The Florida Agency for Health Care Administration (AHCA) tightened its internal protocols after a former administrator was charged in connection with what the Department of Justice is calling the largest health care fraud on record.
Bertha Blanco worked for the Florida AHCA for 29 years before she was fired in late 2016. She has now been charged with accepting tens of thousands of dollars in bribes in exchange for sharing confidential agency information, including patient complaints and the dates of unannounced inspections at Miami-area skilled nursing facilities, the Miami Herald reports.
Blanco was a small part of a long-running Medicare fraud scheme coordinated by Philip Esformes, owner of more than 30 Esformes Network skilled nursing and assisted living facilities in the Miami area. The scam resulted in losses in excess of $1 billion, according to a press release from the Department of Justice.
“This is the largest single criminal health care fraud case ever brought against individuals by the Department of Justice, and this is further evidence of how successful data-driven law enforcement has been as a tool in the ongoing fight against health care fraud,” said Assistant Attorney General Leslie R. Caldwell in the release.
The Florida AHCA has responded by putting stricter policies in place to prevent future fraud in the agency.
“As a result of this incident, access to [Florida Agency for Health Care Administration] inspection dates has been tightened, and is now limited only to those required to know,” Agency Press Secretary Shelisha Coleman told Skilled Nursing News.
“Dates are kept in systems with tight security controls and limited access. Future dates are masked to users without specific permission, to reduce the chance of this ever happening again. Each person that has access to this information is required to sign a certification acknowledging the penalties for inappropriate disclosure. Other safeguards include extensive training of confidentiality expectations related to inspections and other sensitive information, and routine audits.”

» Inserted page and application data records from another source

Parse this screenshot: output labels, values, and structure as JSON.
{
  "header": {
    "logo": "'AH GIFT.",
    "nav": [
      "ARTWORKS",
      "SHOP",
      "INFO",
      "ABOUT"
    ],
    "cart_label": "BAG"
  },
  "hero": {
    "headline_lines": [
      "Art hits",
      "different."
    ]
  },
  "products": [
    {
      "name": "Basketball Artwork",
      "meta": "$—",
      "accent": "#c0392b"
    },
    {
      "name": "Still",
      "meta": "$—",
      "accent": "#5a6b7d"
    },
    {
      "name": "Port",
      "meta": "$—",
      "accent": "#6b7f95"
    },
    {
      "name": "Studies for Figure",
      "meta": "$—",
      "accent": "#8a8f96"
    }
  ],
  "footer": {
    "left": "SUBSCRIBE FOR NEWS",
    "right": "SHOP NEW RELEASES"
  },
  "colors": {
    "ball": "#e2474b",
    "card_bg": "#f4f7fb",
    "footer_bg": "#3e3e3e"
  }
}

The agency holds all employees to high standards, Coleman said, and when those are not met, the agency will take the appropriate action necessary to ensure the health and safety of the patients at the health care facilities that it regulates.
According to the indictment, Esformes had access to thousands of Medicare and Medicaid beneficiaries, many of which did not quality for skilled nursing home care. However, he and his co-conspirators admitted them to Esformes Network facilities where they received medically unnecessary services that were billed to Medicare and Medicaid.
Esformes and others involved in the scam also received kickbacks to steer these beneficiaries to other health care providers who also performed medically unnecessary treatments that were billed to Medicare and Medicaid.
Esformes’ trial has been set for September 18.
The Department of Justice commented in a press release on its priority to root out this type of fraud in the future.
“Medicare fraud has infected every facet of our health care system,” said U.S. Attorney Wifredo A. Ferrer of the Southern District of Florida in the release. “As a result of our unrelenting efforts to combat these pernicious schemes, the Criminal Division, the U.S. Attorney’s Office and our law enforcement partners continue to identify and prosecute the criminals who, driven by greed, steal from a program meant for our aged and infirmed to increase their personal wealth.”
Written by Elizabeth Jakaitis